    The Secretary of State will take on responsibility for the administration of appeals. She intends to set and publish demanding targets for administration and to report on the results. We have also announced our decision in principle to set up a new executive agency to deal solely with the administration of appeals on a day-to-day basis. This will enable the Secretary of State to set objectives and targets for the service. The chief executive will be required to report regularly to Ministers to ensure the efficient running of the service. Importantly, the chief executive may be appointed accounting officer, directly responsible to Parliament for the public money spent on administration and the efficiency of the service provided. That is an important development which could not be achieved if the president of the tribunal service maintained his present dual role.

    This separation of administration and judicial functions happens in other appeal systems. For example, pensions appeal tribunals are administered by the Court Service, an executive agency of the Lord Chancellor's Department; and industrial tribunals and employment appeal tribunals are administered by the Employment Tribunals Service, an executive agency of the Department of Trade and Industry. We believe that that is the best way to meet our objectives for improving services and accountability of performance. Agency status will enable the service to operate at arm's length from Ministers. It will provide scope for greater accountability in terms of expenditure and performance, and a better service for claimants.

    Clearly the Secretary of State will wish to take views from the president of the numbers and types of administrators needed to provide a proper support service. I take the point made by the noble Baroness, Lady Anelay, in quoting from the report. However, it is essential that the Secretary of State retains the power to appoint administrative staff. It is she and not the president who is responsible for the appeal service as a whole, and it is she who is accountable for the standards of administration and public money spent. I hope that my noble and learned friend Lord Archer will therefore feel able to withdraw the amendment.

    My noble and learned friend so nearly scored a hat trick! The amendment was moved at least partly in an interrogative mood, and I am most grateful to all Members of the Committee who indicated that the curiosity was not confined to me alone.
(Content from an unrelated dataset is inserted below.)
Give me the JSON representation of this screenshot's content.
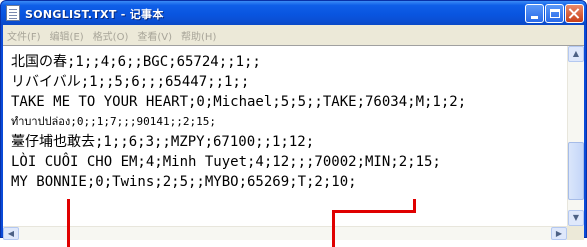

    I am grateful also to my noble and learned friend for the information which he gave us. However, I am bound to say that what troubles me is that there was so little indication in his reply that the Government have really reflected on these difficult questions. They seem to think that it is all quite simple and that there are no difficult issues involved. My noble and learned friend did not seize the opportunity to assure us that he had read the report to which I referred at Second Reading and which I invited him to read. Perhaps before we reach Report stage he will find an opportunity of reading it, and I repeat my offer to supply him with a free copy.

    At this time of the evening I cannot do more than beg leave to withdraw the amendment.

    Amendment, by leave, withdrawn.

    [ Amendment No. 37 not moved.]

    moved Amendments Nos. 38 to 41:

    Page 55, line 6, leave out ("panels") and insert ("panel constituted under section 6 above").
    Page 55, line 15, at end insert—
    (" . Each year the President shall make to the Secretary of State a written report, based on the cases coming before appeal tribunals, on the standards achieved by the Secretary of State in the making of decisions against which an appeal lies to an appeal tribunal: and the Secretary of State shall publish the report.").
    Page 55, line 20, leave out ("panels") and insert ("panel constituted under section 6 above").
    Page 55, leave out lines 42 to 44.
    The noble and learned Lord said: With the leave of the Committee, I shall move Amendments Nos. 38 to 41 en bloc. They have already been spoken to. I beg to move.

    On Question, amendments agreed to.

    Schedule 1, as amended, agreed to.

    Clause 13 [ Appeal to appeal tribunal]:

    [ Amendment No. 42 not moved.]

    House resumed.